North Carolina Fisheries Association Weekly Update for February 14, 2020

Legislative updates, Bill updates, Calendar, >Click here to read the Weekly Update<, to read all the updates >click here<, for older updates listed as NCFA >click here< 17:33

A massive fine for fishing in an MPA off the coast of Haida Gwaii

Michael Bullock, captain of the commercial halibut fishing vessel Hopefull, has been hit was fines totalling $45,000 after he was convicted of illegally fishing in the protected sponge reefs off the coast of Haida Gwaii. Bullock was ordered by the court to pay $20,000 for illegal activity prohibited under the Hecate Marine Protection Act and ordered an additional fine, under the Fisheries Act of $25,000 for possessing illegally caught fish. The final conviction on Oct. 15, 2019 made it the first such case under the Oceans Act. >click to read< 16:14

Blue Acceleration: Capitalism’s Growing Assault on the Oceans

“The Blue Acceleration: The Trajectory of Human Expansion into the Ocean,” published in January in the journal One Earth, describes and graphs capital’s growing drive to industrialize the oceans and sea beds. Commercial activity in the oceans is expanding rapidly, and “considerable investments … are driving growth in existing industries and the emergence of new ones, spanning an increasingly diverse range of activities.”,, The authors believe that the blue acceleration marks the beginning of “a new phase in humanity’s relationship with the biosphere, where the ocean is not only crucial for sustaining global development trajectories but is being fundamentally changed in the process.”  >click to read< 13:44

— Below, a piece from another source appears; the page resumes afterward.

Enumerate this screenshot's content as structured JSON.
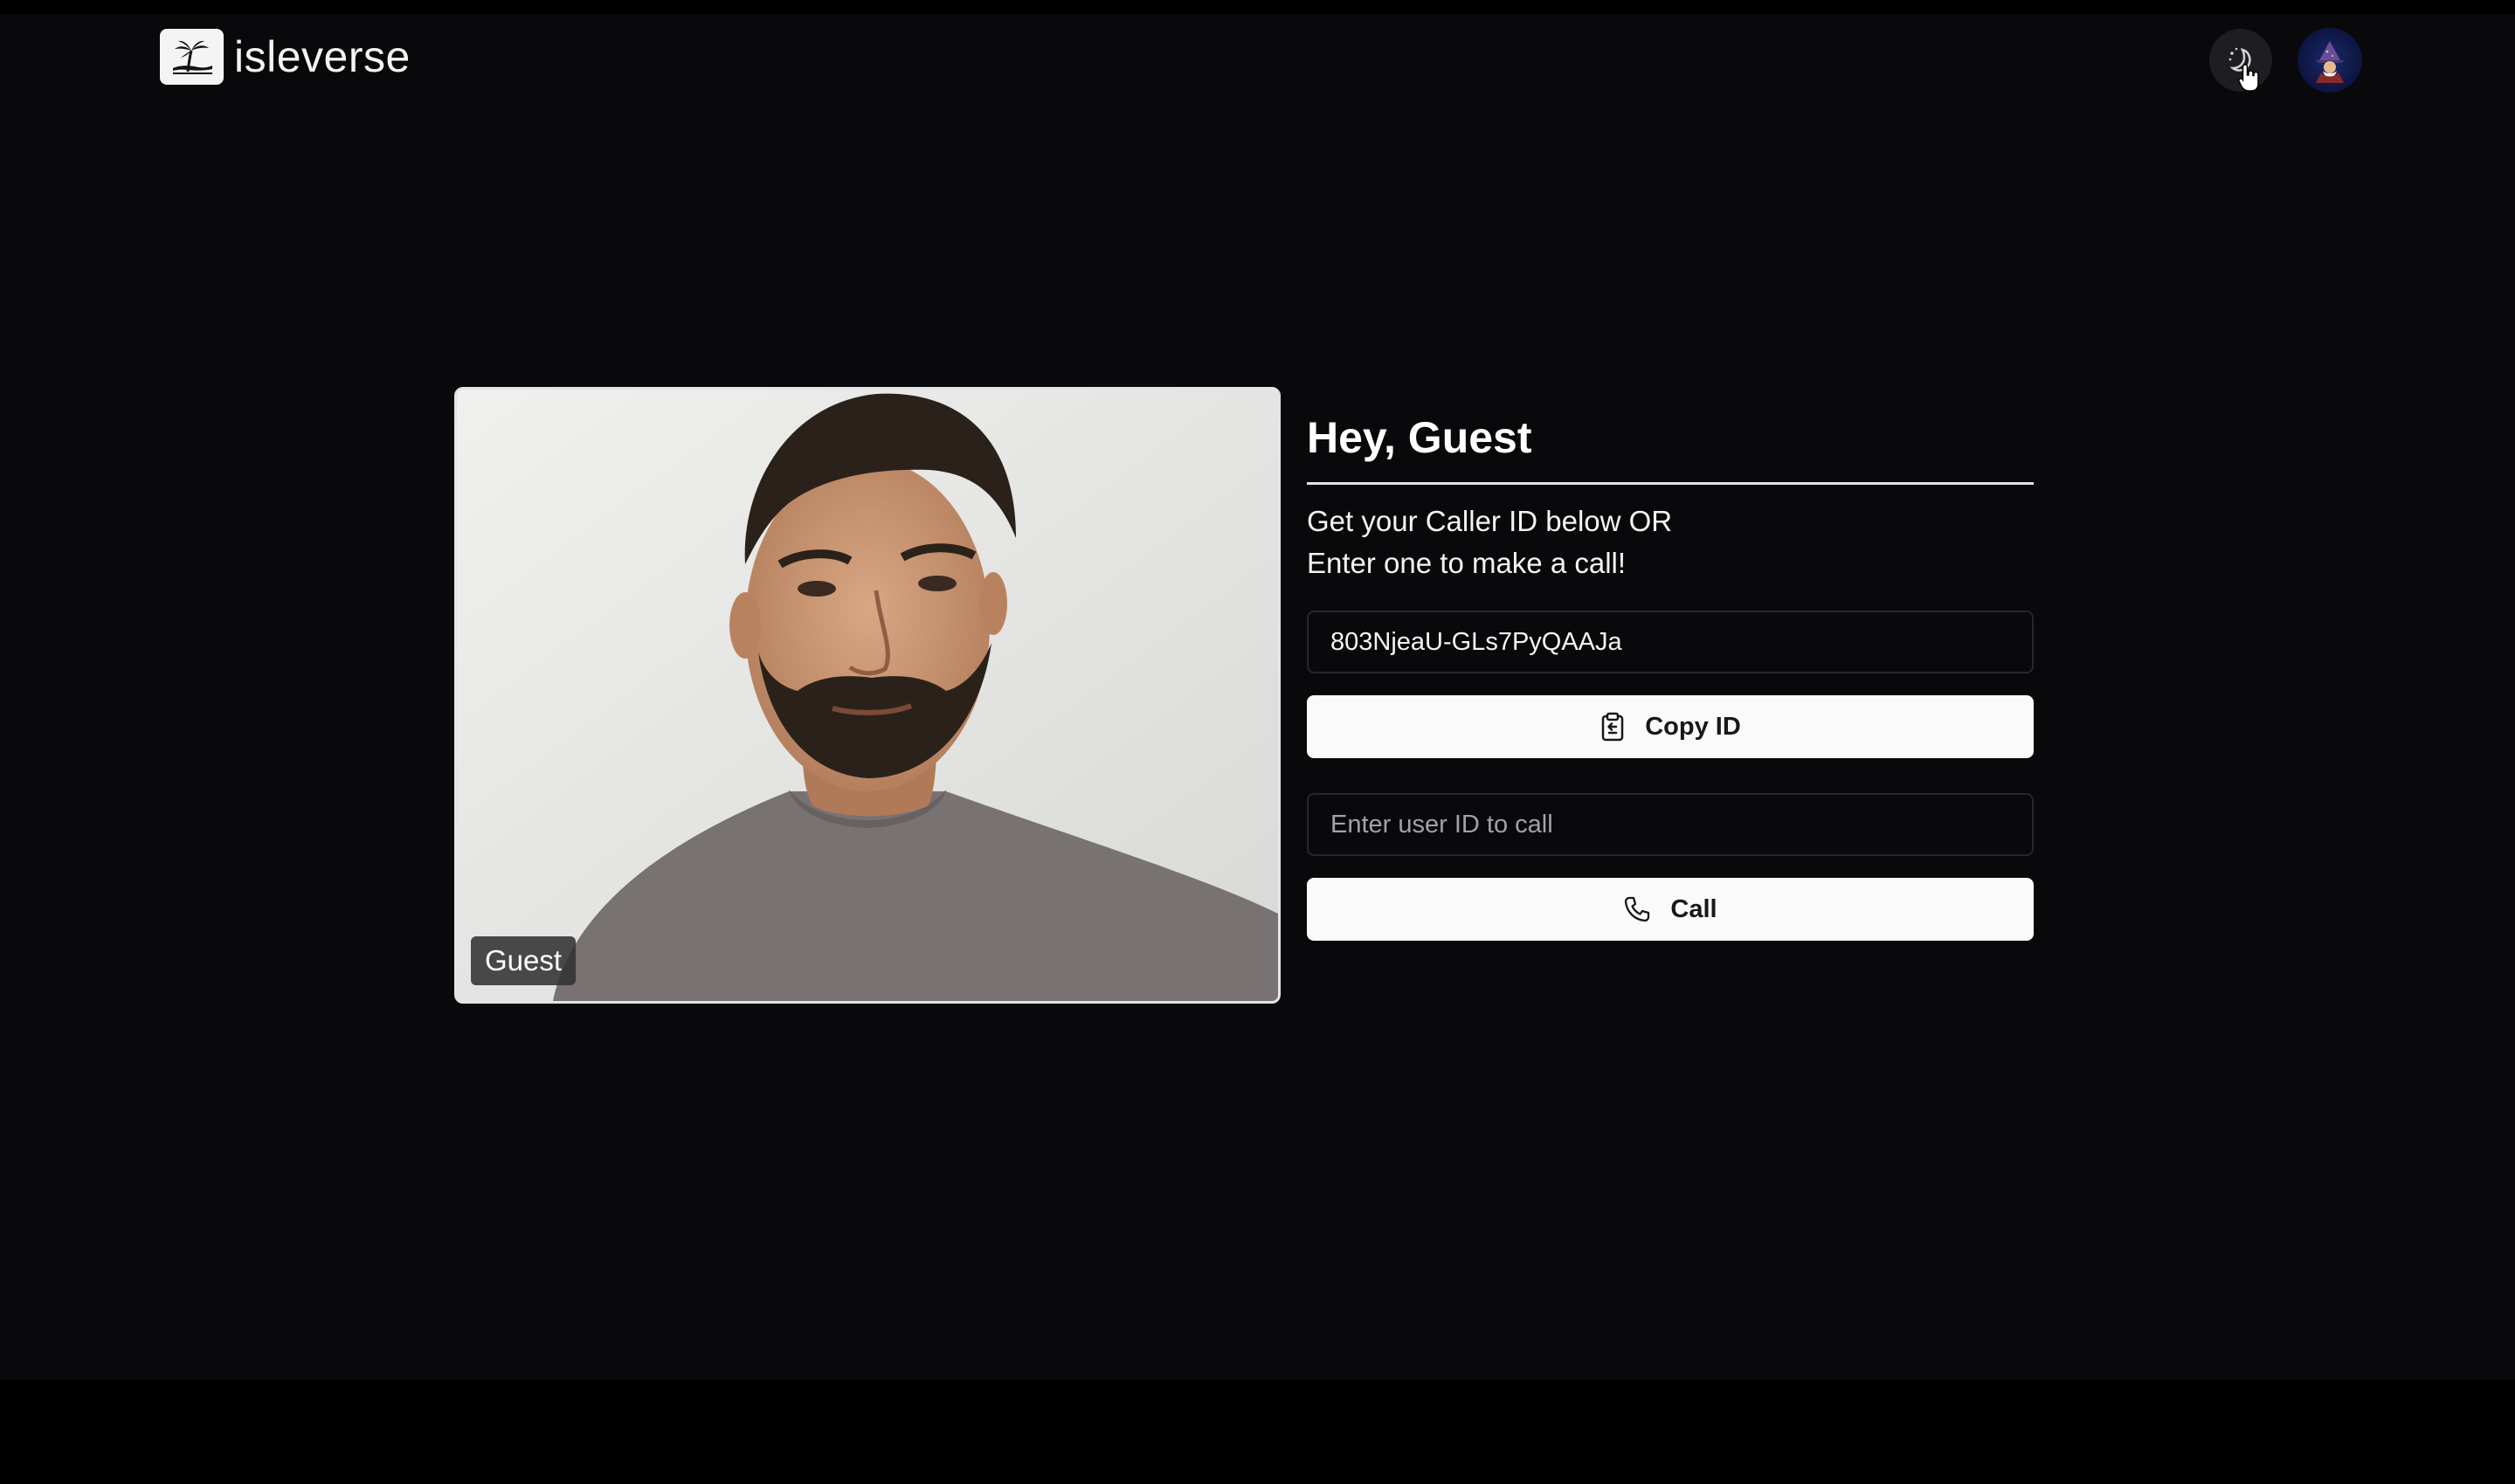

Thanks for all the fish: a wild salmon story

I live in a place that’s wedded to salmon. Hundreds of local people in this town of 5,000 are commercial salmon fishermen, scores more fish for themselves or work in an industry tied to salmon. So it makes sense that the local calendar runs on these fish. Schools break up in late May so families can prepare for the salmon season. The ebb and flow of boats from the harbour and local boatyards follow salmon. Tourists do too, thronging into town just as the fish start filling local rivers.It might be odd that Homer calls itself the “Halibut Fishing Capital of the World” when it’s salmon that truly captures locals’ hearts. Halibut are dun-coloured flatfish; we think of them as meat that swims. photos, >click to read< 09:12

California: Fewer Whales Entangled As Crab Fishermen Face Financial Struggle

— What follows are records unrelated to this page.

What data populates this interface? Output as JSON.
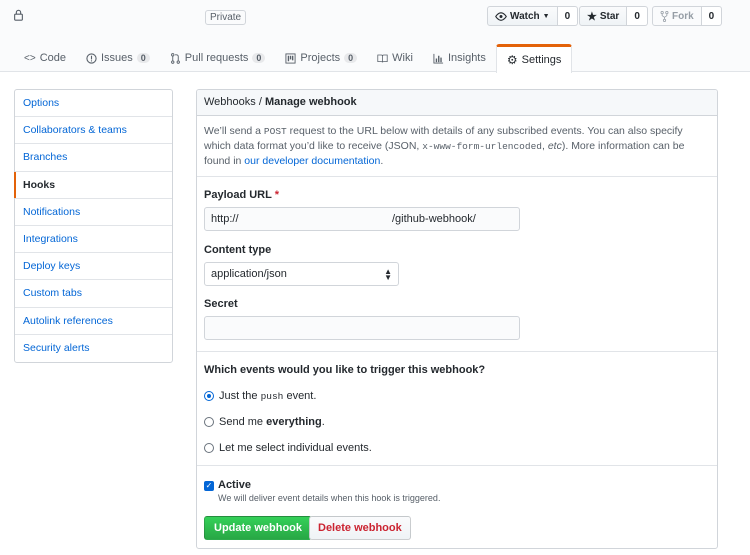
{
  "header": {
    "visibility_badge": "Private",
    "icons": {
      "lock": "lock-icon",
      "watch": "eye-icon",
      "star": "star-icon",
      "fork": "fork-icon"
    },
    "watch": {
      "label": "Watch",
      "count": "0"
    },
    "star": {
      "label": "Star",
      "count": "0"
    },
    "fork": {
      "label": "Fork",
      "count": "0"
    }
  },
  "tabs": [
    {
      "label": "Code",
      "icon": "code-icon"
    },
    {
      "label": "Issues",
      "count": "0",
      "icon": "issue-icon"
    },
    {
      "label": "Pull requests",
      "count": "0",
      "icon": "pull-request-icon"
    },
    {
      "label": "Projects",
      "count": "0",
      "icon": "project-icon"
    },
    {
      "label": "Wiki",
      "icon": "book-icon"
    },
    {
      "label": "Insights",
      "icon": "graph-icon"
    },
    {
      "label": "Settings",
      "icon": "gear-icon",
      "selected": true
    }
  ],
  "sidebar": {
    "items": [
      {
        "label": "Options"
      },
      {
        "label": "Collaborators & teams"
      },
      {
        "label": "Branches"
      },
      {
        "label": "Hooks",
        "selected": true
      },
      {
        "label": "Notifications"
      },
      {
        "label": "Integrations"
      },
      {
        "label": "Deploy keys"
      },
      {
        "label": "Custom tabs"
      },
      {
        "label": "Autolink references"
      },
      {
        "label": "Security alerts"
      }
    ]
  },
  "panel": {
    "breadcrumb_parent": "Webhooks",
    "breadcrumb_sep": " / ",
    "breadcrumb_current": "Manage webhook",
    "intro": {
      "t1": "We’ll send a ",
      "code1": "POST",
      "t2": " request to the URL below with details of any subscribed events. You can also specify which data format you’d like to receive (JSON, ",
      "code2": "x-www-form-urlencoded",
      "t3": ", ",
      "etc": "etc",
      "t4": "). More information can be found in ",
      "link": "our developer documentation",
      "t5": "."
    },
    "payload_label": "Payload URL",
    "required_mark": "*",
    "payload_value_start": "http://",
    "payload_value_end": "/github-webhook/",
    "content_type_label": "Content type",
    "content_type_value": "application/json",
    "secret_label": "Secret",
    "secret_value": "",
    "events_question": "Which events would you like to trigger this webhook?",
    "events": {
      "push": {
        "prefix": "Just the ",
        "code": "push",
        "suffix": " event.",
        "selected": true
      },
      "everything": {
        "prefix": "Send me ",
        "bold": "everything",
        "suffix": "."
      },
      "individual": {
        "label": "Let me select individual events."
      }
    },
    "active_label": "Active",
    "active_checked": true,
    "active_note": "We will deliver event details when this hook is triggered.",
    "update_button": "Update webhook",
    "delete_button": "Delete webhook"
  },
  "colors": {
    "accent": "#e36209",
    "link": "#0366d6",
    "primary_button": "#28a745",
    "danger": "#cb2431"
  }
}
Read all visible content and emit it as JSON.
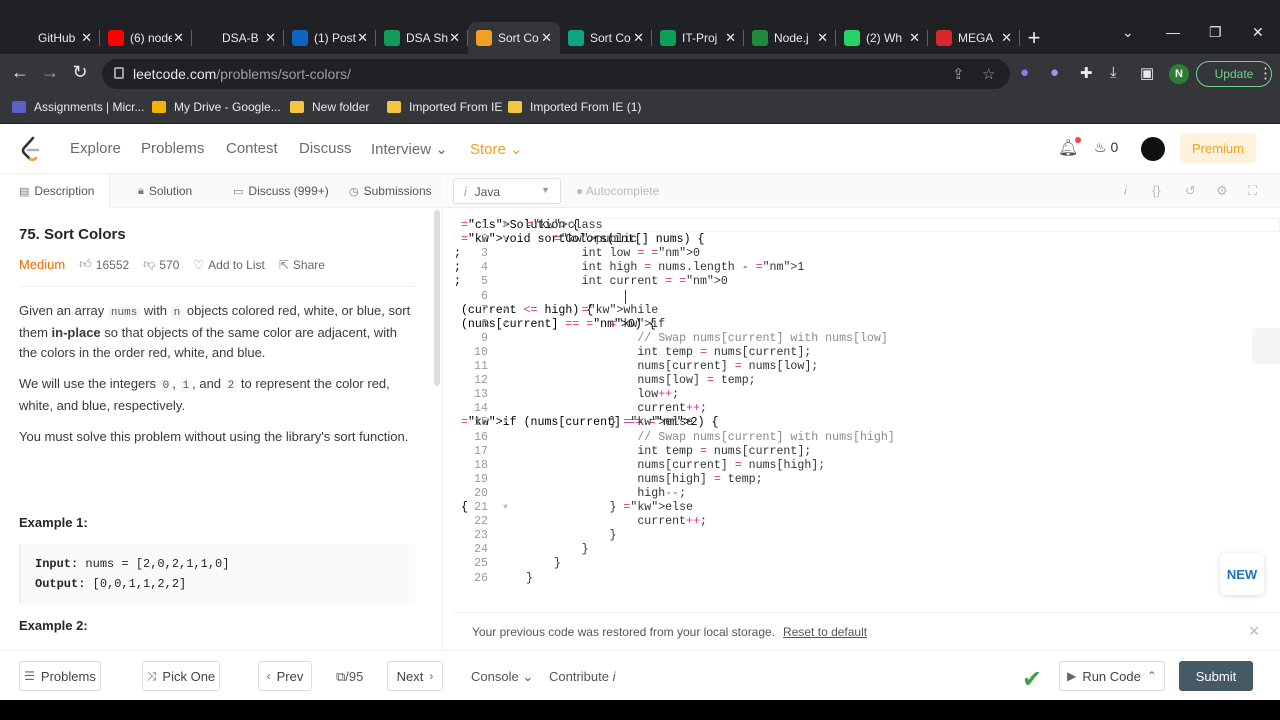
{
  "browser": {
    "tabs": [
      {
        "title": "GitHub",
        "icon": "github-icon",
        "color": "#202124"
      },
      {
        "title": "(6) node",
        "icon": "youtube-icon",
        "color": "#ff0000"
      },
      {
        "title": "DSA-B",
        "icon": "github-icon",
        "color": "#202124"
      },
      {
        "title": "(1) Post",
        "icon": "linkedin-icon",
        "color": "#0a66c2"
      },
      {
        "title": "DSA Sh",
        "icon": "sheets-icon",
        "color": "#0f9d58"
      },
      {
        "title": "Sort Co",
        "icon": "leetcode-icon",
        "color": "#f0a023",
        "active": true
      },
      {
        "title": "Sort Co",
        "icon": "chatgpt-icon",
        "color": "#10a37f"
      },
      {
        "title": "IT-Proj",
        "icon": "sheets-icon",
        "color": "#0f9d58"
      },
      {
        "title": "Node.j",
        "icon": "w-icon",
        "color": "#1f8a3b"
      },
      {
        "title": "(2) Wh",
        "icon": "whatsapp-icon",
        "color": "#25d366"
      },
      {
        "title": "MEGA",
        "icon": "mega-icon",
        "color": "#d9272e"
      }
    ],
    "url_host": "leetcode.com",
    "url_path": "/problems/sort-colors/",
    "profile_initial": "N",
    "update_label": "Update",
    "bookmarks": [
      {
        "label": "Assignments | Micr...",
        "icon": "teams-icon",
        "color": "#5b5fc7"
      },
      {
        "label": "My Drive - Google...",
        "icon": "drive-icon",
        "color": "#f4b400"
      },
      {
        "label": "New folder",
        "icon": "folder-icon",
        "color": "#f5c542"
      },
      {
        "label": "Imported From IE",
        "icon": "folder-icon",
        "color": "#f5c542"
      },
      {
        "label": "Imported From IE (1)",
        "icon": "folder-icon",
        "color": "#f5c542"
      }
    ]
  },
  "nav": {
    "items": [
      "Explore",
      "Problems",
      "Contest",
      "Discuss",
      "Interview",
      "Store"
    ],
    "streak": "0",
    "premium": "Premium"
  },
  "problem": {
    "tabs": [
      "Description",
      "Solution",
      "Discuss (999+)",
      "Submissions"
    ],
    "title": "75. Sort Colors",
    "difficulty": "Medium",
    "likes": "16552",
    "dislikes": "570",
    "add_to_list": "Add to List",
    "share": "Share",
    "p1_a": "Given an array",
    "p1_code1": "nums",
    "p1_b": "with",
    "p1_code2": "n",
    "p1_c": "objects colored red, white, or blue, sort them",
    "p1_bold": "in-place",
    "p1_d": "so that objects of the same color are adjacent, with the colors in the order red, white, and blue.",
    "p2_a": "We will use the integers",
    "p2_c0": "0",
    "p2_c1": "1",
    "p2_and": ", and",
    "p2_c2": "2",
    "p2_b": "to represent the color red, white, and blue, respectively.",
    "p3": "You must solve this problem without using the library's sort function.",
    "example1_title": "Example 1:",
    "example1_input_label": "Input:",
    "example1_input": "nums = [2,0,2,1,1,0]",
    "example1_output_label": "Output:",
    "example1_output": "[0,0,1,1,2,2]",
    "example2_title": "Example 2:"
  },
  "editor": {
    "language": "Java",
    "autocomplete": "Autocomplete",
    "lines": [
      "class Solution {",
      "    public void sortColors(int[] nums) {",
      "        int low = 0;",
      "        int high = nums.length - 1;",
      "        int current = 0;",
      "",
      "        while (current <= high) {",
      "            if (nums[current] == 0) {",
      "                // Swap nums[current] with nums[low]",
      "                int temp = nums[current];",
      "                nums[current] = nums[low];",
      "                nums[low] = temp;",
      "                low++;",
      "                current++;",
      "            } else if (nums[current] == 2) {",
      "                // Swap nums[current] with nums[high]",
      "                int temp = nums[current];",
      "                nums[current] = nums[high];",
      "                nums[high] = temp;",
      "                high--;",
      "            } else {",
      "                current++;",
      "            }",
      "        }",
      "    }",
      "}"
    ],
    "restore_msg": "Your previous code was restored from your local storage.",
    "reset_link": "Reset to default",
    "new_badge": "NEW"
  },
  "bottom": {
    "problems": "Problems",
    "pick_one": "Pick One",
    "prev": "Prev",
    "page": "/95",
    "next": "Next",
    "console": "Console",
    "contribute": "Contribute",
    "run_code": "Run Code",
    "submit": "Submit"
  }
}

Crab fishers are frustrated by recent closures, and CDFW is working with stakeholders and fishermen to come up with an economic plan that can help fishers deal with the changing industry. “We are seeing that the closures affect smaller operators disproportionately,”,,, Dick Ogg is a commercial fisherman out of Bodega Bay, California. His single-boat company is considered a medium-sized operation in the area because he catches many species. In addition to crabbing, Ogg shifts with the seasons to fish salmon, black cod, and albacore as well. This allows him to have income throughout the year. He humbly calls himself a “newbie”, having only been a commercial fisherman for 21 years. >click to read< 07:05

F/V New Age: Captain lands vessel at Belford Seafood Co-op after salvage operation, including the fish!

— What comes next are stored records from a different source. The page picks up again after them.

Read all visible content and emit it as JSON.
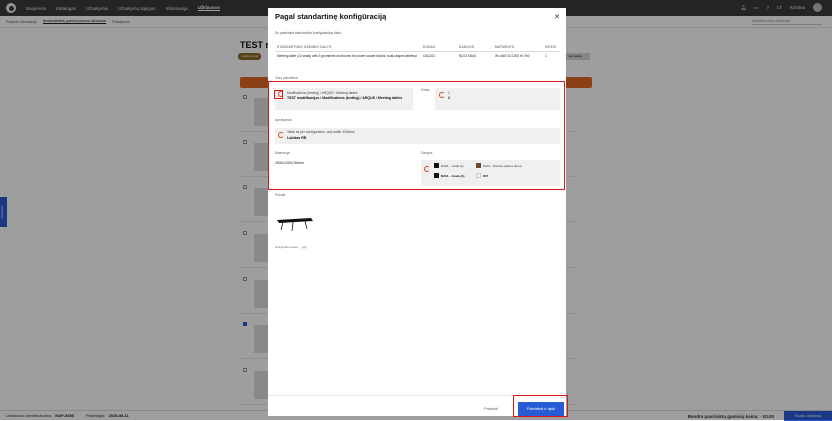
{
  "topnav": {
    "items": [
      "Naujienos",
      "Katalogas",
      "Užsakymai",
      "Užsakymų sąlygos",
      "Informacija",
      "Užklausos"
    ],
    "active_index": 5,
    "lang": "LT",
    "user": "Kristina"
  },
  "subnav": {
    "items": [
      "Projekto informacija",
      "Nestandartinių gaminių kainos užklausos",
      "Pristatymai"
    ],
    "active_index": 1,
    "search_placeholder": "Ieškokite prekių užklausoje"
  },
  "background": {
    "title": "TEST m",
    "pill": "Laukiama pa",
    "right_button": "mendacija",
    "right_button_2": "ndacija"
  },
  "feedback_label": "Feedback",
  "footer": {
    "request_label": "Užklausos identifikatorius:",
    "request_id": "NGF-5450",
    "date_label": "Pasibaigia:",
    "date": "2025-08-11",
    "total": "Bendra pasirinktų gaminių kaina: · €0.00",
    "button": "Siųsti užklausą"
  },
  "modal": {
    "title": "Pagal standartinę konfigūraciją",
    "close_icon": "close-icon",
    "description": "Su pasirinkta standartinio konfigūracijos daliu.",
    "table": {
      "headers": [
        "STANDARTINIO GAMINIO DALYS",
        "KODAS",
        "DANGOS",
        "MATMENYS",
        "KIEKIS"
      ],
      "row": [
        "Meeting table (12 seats) with 3 grommets and boxes for power socket blocks; boat-shaped tabletop",
        "CAQ421",
        "NC01 MA01",
        "W=4300 D=1292 H=760",
        "1"
      ]
    },
    "section_label": "Jūsų pakeitimai",
    "category": {
      "path": "Modifications (testing) / ARQUS / Meeting tables",
      "value": "TEST modifikacijos / Modifications (testing) / ARQUS / Meeting tables"
    },
    "quantity": {
      "label": "Kiekis",
      "old": "1",
      "new": "2"
    },
    "description_field": {
      "label": "Aprašymas",
      "old": "Table as per configuration, only width 4300mm",
      "new": "Lukštas RR"
    },
    "dimensions": {
      "label": "Matmenys",
      "value": "4300x1292x760mm"
    },
    "coatings": {
      "label": "Dangos",
      "old_a": "MA01 – Juoda (A)",
      "old_b": "NC01 – Riešutų spalvos (ketvi)…",
      "new_a": "MA01 – Juoda (A)",
      "new_b": "R07",
      "color_a": "#111111",
      "color_b": "#6b4a2e",
      "color_c": "#f2f2f2"
    },
    "files": {
      "label": "Priedai",
      "filename": "configurator-views-... .jpg"
    },
    "cancel": "Praleisti",
    "confirm": "Patvirtinti ir tęsti"
  }
}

Chris Winkler was not on his boat the New Age when it became distressed off the coast of Fire Island Wednesday morning. The boat began to take on water and the crew radioed for help,,,  “First thing, you know, ‘Hey, are my guys all right?’ And that’s all I needed to hear was that they were all right. That changed everything from that point on,” Winkler says. “ But with the crew present and accounted for – Winkler realized that he could salvage the New Age. So, with the help of his brother-in-law Matt Fabrizio, Video, >click to read< Archives: F/V New Age, >click< 05:44